100% go for light deprivation for your cannabis greenhouse, if you can afford it. If you can’t, get a standard greenhouse first and use your profits to get a light dep system on it later. Using light deprivation allows you to control the photoperiod and force the plants to flower multiple times per year. This gets you high-quality harvests when everyone else is out of product to move. If you do have to opt for a traditional greenhouse and plan on getting light deprivation added later, you want to make sure you choose a greenhouse that can support a light deprivation system. Light deprivation systems are heavy and require a very strong, straight, and level greenhouse. Fullbloom offers both budget-friendly automated exterior roll-to-peak systems and automated interior cable-driven systems for more extreme climates.
Exterior Roll-to-Peak Cannabis Greenhouses

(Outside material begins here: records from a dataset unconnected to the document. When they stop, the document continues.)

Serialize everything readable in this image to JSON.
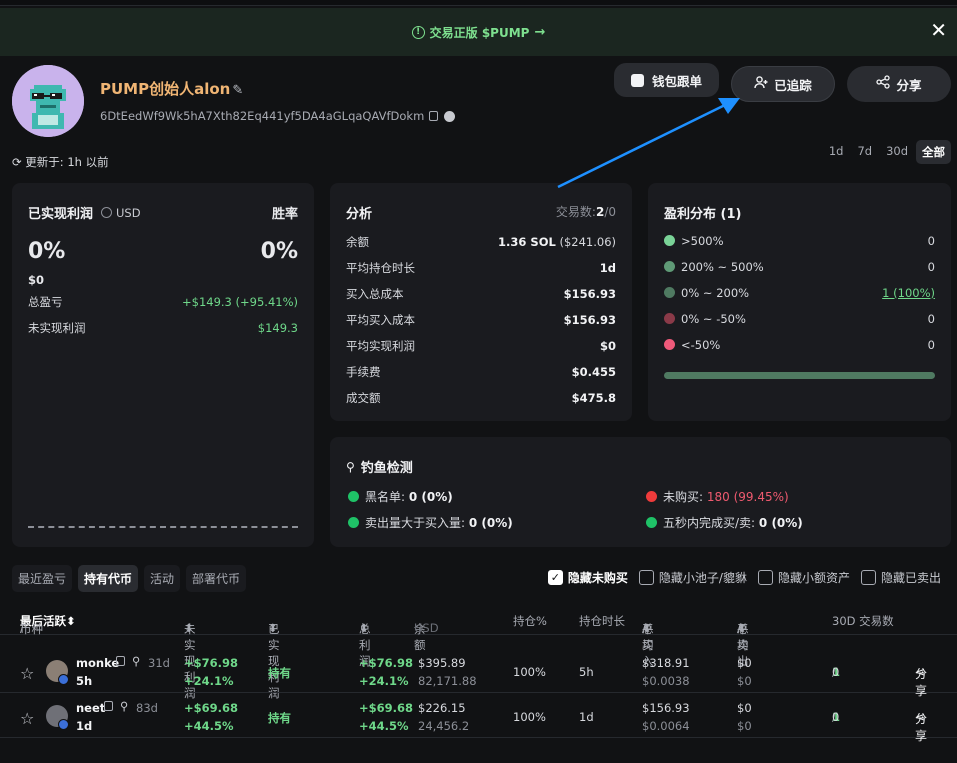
{
  "banner": {
    "text": "交易正版 $PUMP",
    "info_icon": "info-icon",
    "arrow_icon": "arrow-right-icon",
    "close_icon": "close-icon"
  },
  "profile": {
    "name": "PUMP创始人alon",
    "edit_icon": "pencil-icon",
    "address": "6DtEedWf9Wk5hA7Xth82Eq441yf5DA4aGLqaQAVfDokm",
    "updated": "更新于: 1h 以前"
  },
  "actions": {
    "wallet_follow": "钱包跟单",
    "followed": "已追踪",
    "share": "分享"
  },
  "periods": [
    "1d",
    "7d",
    "30d",
    "全部"
  ],
  "active_period": "全部",
  "pnl": {
    "title": "已实现利润",
    "currency": "USD",
    "winrate_label": "胜率",
    "realized_pct": "0%",
    "realized_usd": "$0",
    "winrate": "0%",
    "total_pnl_label": "总盈亏",
    "total_pnl": "+$149.3 (+95.41%)",
    "unrealized_label": "未实现利润",
    "unrealized": "$149.3"
  },
  "analysis": {
    "title": "分析",
    "trades_label": "交易数:",
    "trades_buy": "2",
    "trades_sep": "/",
    "trades_sell": "0",
    "rows": [
      {
        "label": "余额",
        "value": "1.36 SOL",
        "extra": "($241.06)"
      },
      {
        "label": "平均持仓时长",
        "value": "1d"
      },
      {
        "label": "买入总成本",
        "value": "$156.93"
      },
      {
        "label": "平均买入成本",
        "value": "$156.93"
      },
      {
        "label": "平均实现利润",
        "value": "$0"
      },
      {
        "label": "手续费",
        "value": "$0.455"
      },
      {
        "label": "成交额",
        "value": "$475.8"
      }
    ]
  },
  "distribution": {
    "title": "盈利分布 (1)",
    "rows": [
      {
        "label": ">500%",
        "value": "0",
        "color": "#7ad397"
      },
      {
        "label": "200% ~ 500%",
        "value": "0",
        "color": "#5f9a76"
      },
      {
        "label": "0% ~ 200%",
        "value": "1 (100%)",
        "color": "#4f7a61"
      },
      {
        "label": "0% ~ -50%",
        "value": "0",
        "color": "#8a3a48"
      },
      {
        "label": "<-50%",
        "value": "0",
        "color": "#ef5a7a"
      }
    ]
  },
  "phishing": {
    "title": "钓鱼检测",
    "items": [
      {
        "label": "黑名单:",
        "value": "0 (0%)",
        "color": "#1fc267"
      },
      {
        "label": "未购买:",
        "value": "180 (99.45%)",
        "color": "#ef3b3b",
        "value_color": "#ef5a6f"
      },
      {
        "label": "卖出量大于买入量:",
        "value": "0 (0%)",
        "color": "#1fc267"
      },
      {
        "label": "五秒内完成买/卖:",
        "value": "0 (0%)",
        "color": "#1fc267"
      }
    ]
  },
  "tabs": [
    "最近盈亏",
    "持有代币",
    "活动",
    "部署代币"
  ],
  "active_tab": "持有代币",
  "filters": [
    {
      "label": "隐藏未购买",
      "checked": true
    },
    {
      "label": "隐藏小池子/貔貅",
      "checked": false
    },
    {
      "label": "隐藏小额资产",
      "checked": false
    },
    {
      "label": "隐藏已卖出",
      "checked": false
    }
  ],
  "table": {
    "headers": {
      "token": "币种",
      "token_sep": "/",
      "last_active": "最后活跃",
      "unrealized": "未实现利润",
      "realized": "已实现利润",
      "total": "总利润",
      "balance": "余额",
      "balance_unit": "USD",
      "holding_pct": "持仓%",
      "hold_time": "持仓时长",
      "total_buy": "总买入",
      "buy_sep": "/",
      "avg": "平均",
      "total_sell": "总卖出",
      "sell_sep": "/",
      "avg2": "平均",
      "tx30d": "30D 交易数"
    },
    "rows": [
      {
        "name": "monke",
        "age": "31d",
        "last": "5h",
        "unrealized": "+$76.98",
        "unrealized_pct": "+24.1%",
        "realized": "持有",
        "total": "+$76.98",
        "total_pct": "+24.1%",
        "balance_usd": "$395.89",
        "balance_amt": "82,171.88",
        "holding_pct": "100%",
        "hold_time": "5h",
        "buy_total": "$318.91",
        "buy_avg": "$0.0038",
        "sell_total": "$0",
        "sell_avg": "$0",
        "tx_buy": "1",
        "tx_sep": "/",
        "tx_sell": "0",
        "share": "分享"
      },
      {
        "name": "neet",
        "age": "83d",
        "last": "1d",
        "unrealized": "+$69.68",
        "unrealized_pct": "+44.5%",
        "realized": "持有",
        "total": "+$69.68",
        "total_pct": "+44.5%",
        "balance_usd": "$226.15",
        "balance_amt": "24,456.2",
        "holding_pct": "100%",
        "hold_time": "1d",
        "buy_total": "$156.93",
        "buy_avg": "$0.0064",
        "sell_total": "$0",
        "sell_avg": "$0",
        "tx_buy": "1",
        "tx_sep": "/",
        "tx_sell": "0",
        "share": "分享"
      }
    ]
  },
  "colors": {
    "accent_green": "#6fd88a",
    "accent_red": "#ef5a6f",
    "bg": "#111214",
    "card": "#1a1b1f",
    "annotation_arrow": "#1e90ff"
  }
}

Roll-to-Peak blackout systems use motors (if automated) and steel or aluminium tubing to roll the blackout material from the ground on either side, up to the roof of your greenhouse where it will sit open exposing the sunlight to your plants. This is vastly more economical both on the equipment purchase and on the install than the interior curtain systems. However, the roll-to-peak systems can only be used in low wind, very low snow climates, or by growers who plan on taking the winter off and winterizing their greenhouse to sit dormant. You can use a roll-to-peak blackout system on everything from a tiny hoop house to a massive 35’x144’ semi gable. Although the latter isn’t advised unless you get a professional roll-to-peak blackout system like the ones we fabricate at Fullbloom.

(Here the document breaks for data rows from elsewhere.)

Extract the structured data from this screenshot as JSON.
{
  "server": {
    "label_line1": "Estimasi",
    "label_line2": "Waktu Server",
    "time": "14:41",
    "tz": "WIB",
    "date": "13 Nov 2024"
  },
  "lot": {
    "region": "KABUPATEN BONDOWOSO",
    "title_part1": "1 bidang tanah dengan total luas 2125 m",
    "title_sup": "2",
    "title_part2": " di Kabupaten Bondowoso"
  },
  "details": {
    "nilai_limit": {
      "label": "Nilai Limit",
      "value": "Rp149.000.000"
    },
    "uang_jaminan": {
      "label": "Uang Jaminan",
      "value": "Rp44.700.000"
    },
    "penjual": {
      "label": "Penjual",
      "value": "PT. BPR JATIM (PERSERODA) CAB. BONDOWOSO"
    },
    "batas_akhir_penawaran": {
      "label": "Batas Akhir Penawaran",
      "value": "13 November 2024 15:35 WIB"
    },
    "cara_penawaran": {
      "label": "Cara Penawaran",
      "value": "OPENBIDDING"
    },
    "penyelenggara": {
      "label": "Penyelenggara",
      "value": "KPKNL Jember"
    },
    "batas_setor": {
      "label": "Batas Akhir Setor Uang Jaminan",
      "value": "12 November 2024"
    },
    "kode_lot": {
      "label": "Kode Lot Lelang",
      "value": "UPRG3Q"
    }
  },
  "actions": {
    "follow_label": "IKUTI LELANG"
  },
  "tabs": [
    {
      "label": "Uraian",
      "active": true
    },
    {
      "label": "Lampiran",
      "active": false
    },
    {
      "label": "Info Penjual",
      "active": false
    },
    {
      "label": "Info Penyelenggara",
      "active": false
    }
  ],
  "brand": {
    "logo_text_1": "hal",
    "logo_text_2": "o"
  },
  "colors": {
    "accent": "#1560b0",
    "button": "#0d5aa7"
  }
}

Interior Blackout/Light Dep Cannabis Greenhouses
Using a blackout system that tracks on the inside of a greenhouse can be necessary depending on your climate. Anywhere with wind gusts over 40mph or more then 1ft of snow that can come down at any given time should be using an internal blackout system. When the blackout system is on the inside of the greenhouse, it can be operated in any weather condition provided your greenhouse frame is fully covered. Our customers in northern states, coastal areas, and other windy areas almost exclusively use interior blackout greenhouses, as doing otherwise will risk losing your blackout system and your entire crop. An interior curtain system is complicated, heavy, and expensive. Since the weight of another frame mounted to the interior of the greenhouse frame is quite heavy, the greenhouse it’s built-in has to be able to support the weight and connection points. That is why you won’t be able to just buy a regular budget greenhouse and install an interior curtain system later. Fullbloom custom engineer greenhouses specifically to handle the weight of an interior curtain system and whatever wind/snow and weather you might have. You can even find structures through us that allow for an exterior dep system to start, while still giving you the option to upgrade to an interior system down the road.

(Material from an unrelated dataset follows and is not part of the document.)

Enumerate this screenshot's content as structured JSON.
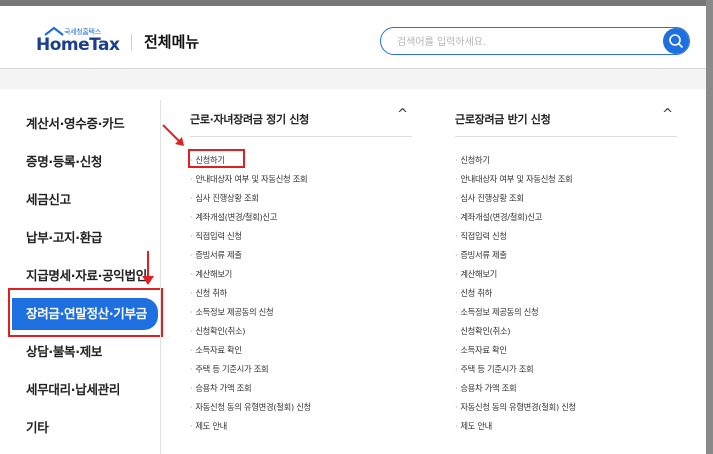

Automation can come at a high upfront cost, but it can make scaling up and reducing risk so much easier for a proper cannabis project. Nearly everything can be automated now, from heating, cooling, dehumidification, CO2 injection, passive air removal, blackout systems, watering, nutrients, the list goes on and on. What you choose should be dependent on your budget, your available staff to harvest and tend to the plans, and your climate. Growers in moderate climates can get away with minimal automation and maybe use a standard temperature probe for their greenhouse, or simply open sidewalls. Anyone with a farm in an area with high-temperature swings, extreme heat, or cold will need an intuitive environmental controller that will allow you to integrate all of your equipment into a seamless operation. While this comes at a price, it also allows you to grow much better flower that will get a lot more profit per/lb and you significantly mitigate the risk of losing your entire crop. Most environmental controllers also allow you to record data points, giving you a better leg up on your next round of growing.